2013 Mercedes-Benz GL Class
Fuel economy is up, but the GL's still one of the least economical wagons you can buy--which is why we prefer the 24-mpg-highway GL 350 BlueTEC.
The 2013 Mercedes-Benz GL lineup shaves weight wherever possible, with aluminum body panels, suspension pieces, and body bracing. It adopts electric power steering and a more efficient electrical structure, and adds gears to its automatic transmission, all in the interest of saving fuel.
Still, it's not that much more frugal than before, though the diesel model absolves some of the sins of the big V-8s, especially the coming GL63 AMG.
The turbodiesel's one of the GLs we recommend most often, primarily because it's the only one to break the 20-mpg combined barrier. As estimated by Mercedes-Benz--awaiting official confirmation by the EPA--the GL 350 BlueTEC is rated at 18 miles per gallon city, 24 miles per gallon highway. It's improved over the prior generation of BlueTEC GLs, and like most diesel vehicles, we've found it easier to come nearer to those figures than with competitive hybrid vehicles.

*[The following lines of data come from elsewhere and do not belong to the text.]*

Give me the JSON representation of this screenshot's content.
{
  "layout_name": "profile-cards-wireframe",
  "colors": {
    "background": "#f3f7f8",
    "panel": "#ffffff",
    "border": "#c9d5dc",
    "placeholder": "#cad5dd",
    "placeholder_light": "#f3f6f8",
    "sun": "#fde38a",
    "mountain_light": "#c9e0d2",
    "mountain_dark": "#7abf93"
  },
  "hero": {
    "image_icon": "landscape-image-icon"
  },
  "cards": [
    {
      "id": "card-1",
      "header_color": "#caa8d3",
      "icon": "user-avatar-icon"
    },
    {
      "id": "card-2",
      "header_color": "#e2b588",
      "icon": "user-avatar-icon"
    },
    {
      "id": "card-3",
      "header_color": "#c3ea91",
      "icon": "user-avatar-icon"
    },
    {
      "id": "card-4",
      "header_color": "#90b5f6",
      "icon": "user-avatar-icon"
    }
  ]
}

The rest of the GL lineup is marginally better at saving gas. The GL 450 hasn't received a combined rating, but it's pegged at 14/19 mpg. The GL550's predicted at 13/18 mpg, with a 15-mpg combined rating. And the upcoming GL63 AMG? It's expected to settle in at a low 12/17 mpg.